2014: The Year for Action on State Work Sharing Programs

By Lavanya Mohan and Neil Ridley

As 2014 begins, states have a unique opportunity to enact work sharing programs that have the potential to save thousands of jobs. Work sharing, also known as short-time compensation, is a modified form of unemployment insurance (UI) that gives employers the option of reducing employees’ hours instead of cutting their workforce during a business slowdown. For example, a business may reduce all employees’ hours by 20 percent instead of cutting some of its workforce. Workers can then receive pro-rated unemployment benefits that help compensate for reduced work hours. 

The recent recession, which triggered huge job losses, spurred interest in work sharing programs as an alternative to layoffs. According to the U.S. Department of Labor, as a result of work sharing, states were able to save nearly 166,000 jobs in 2009—the worst year of the recession. If a program had been in place in 2009 in the remaining 24 states without a work sharing program, up to 70,000 additional workers would have stayed on the job and more employers would have weathered the downturn while retaining qualified workers.[1]

This is a crucial year for action on work sharing because states face an application deadline for federal funding. The 2012 Middle Class Tax Relief and Job Creation Act, which sets aside $100 million in federal grants for work sharing program improvement and outreach to employers, requires states to apply for a grant by December 31, 2014. 

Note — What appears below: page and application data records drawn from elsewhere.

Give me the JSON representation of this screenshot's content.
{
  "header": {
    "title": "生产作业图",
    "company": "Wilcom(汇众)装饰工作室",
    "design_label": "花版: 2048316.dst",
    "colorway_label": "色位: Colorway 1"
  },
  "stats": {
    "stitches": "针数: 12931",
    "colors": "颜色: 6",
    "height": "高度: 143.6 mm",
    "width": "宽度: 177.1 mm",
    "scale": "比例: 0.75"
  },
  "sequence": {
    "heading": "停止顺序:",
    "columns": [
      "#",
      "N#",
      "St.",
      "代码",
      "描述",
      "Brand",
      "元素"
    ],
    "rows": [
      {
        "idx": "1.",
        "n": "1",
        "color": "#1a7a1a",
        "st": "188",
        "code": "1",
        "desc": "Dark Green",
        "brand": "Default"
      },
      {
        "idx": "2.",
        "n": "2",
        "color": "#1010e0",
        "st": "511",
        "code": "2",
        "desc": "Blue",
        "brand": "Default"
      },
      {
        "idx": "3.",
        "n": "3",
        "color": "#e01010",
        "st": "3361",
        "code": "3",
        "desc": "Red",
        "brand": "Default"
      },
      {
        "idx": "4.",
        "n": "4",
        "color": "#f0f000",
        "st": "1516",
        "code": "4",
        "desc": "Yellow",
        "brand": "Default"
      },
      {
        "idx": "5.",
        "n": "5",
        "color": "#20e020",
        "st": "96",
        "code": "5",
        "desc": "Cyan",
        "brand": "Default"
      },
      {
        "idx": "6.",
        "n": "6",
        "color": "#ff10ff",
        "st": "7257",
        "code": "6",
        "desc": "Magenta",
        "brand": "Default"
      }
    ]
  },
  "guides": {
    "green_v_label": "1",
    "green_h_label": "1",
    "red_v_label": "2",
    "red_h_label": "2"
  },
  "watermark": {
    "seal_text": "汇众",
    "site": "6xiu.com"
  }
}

In partnership with the National Employment Law Project (NELP), CLASP has developed materials for a recently launched site on work sharing to assist state policymakers and state advocates promoting the adoption of a UI work sharing program in their state. The materials include guidance for adopting work sharing legislation. Also included are Frequently Asked Questions and state fact sheets, which calculate jobs saved for states that have not yet adopted a work sharing program and the impact of the program on state manufacturing. 

Seventeen states had programs in the first year of the recession. Since 2010, nine additional states (Colorado, Maine, Michigan, New Hampshire, New Jersey, Oklahoma, Ohio and Pennsylvania, Wisconsin) and the District of Columbia have adopted work sharing laws. There are still 24 states without programs and there is just one year left to qualify for federal grants (for a map of the 24 states, see the resource site). 

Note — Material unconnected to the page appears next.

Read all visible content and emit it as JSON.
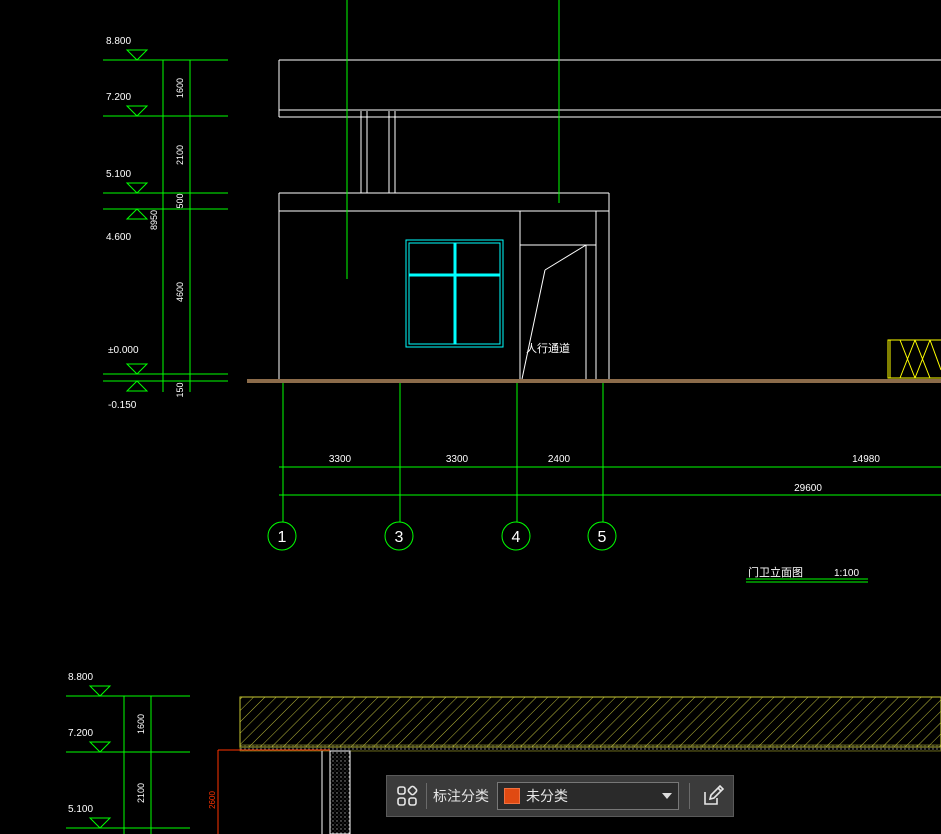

Work sharing is a rare jobs policy with support from business, labor and government – all sharing a common focus on saving jobs during tough economic times. For more information, please visit Work-Sharing: Averting Layoffs, Saving Jobs.

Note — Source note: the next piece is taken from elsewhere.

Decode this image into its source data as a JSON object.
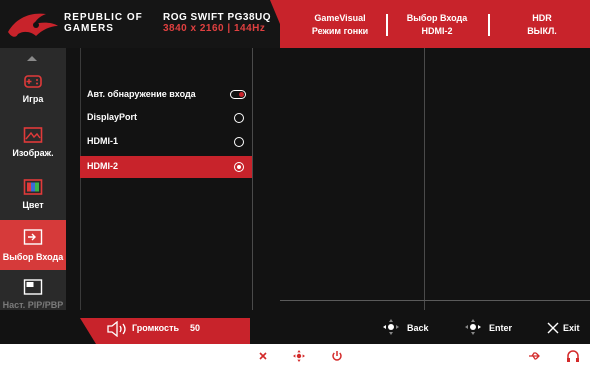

[1] CLASP calculations based on data derived from Katharine G. Abraham and Susan N. Houseman, Short-Time Compensation as a Tool to Mitigate Job Loss? Evidence on the U.S. Experience during the Recent Recession, W.E. Upjohn Institute for Employment Research, 2013 and Sean O’Leary and Paul Miller, Reducing Layoffs: How Work Sharing Can Help Workers and Businesses in West Virginia, West Virginia Center on Budget & Policy, July 2012.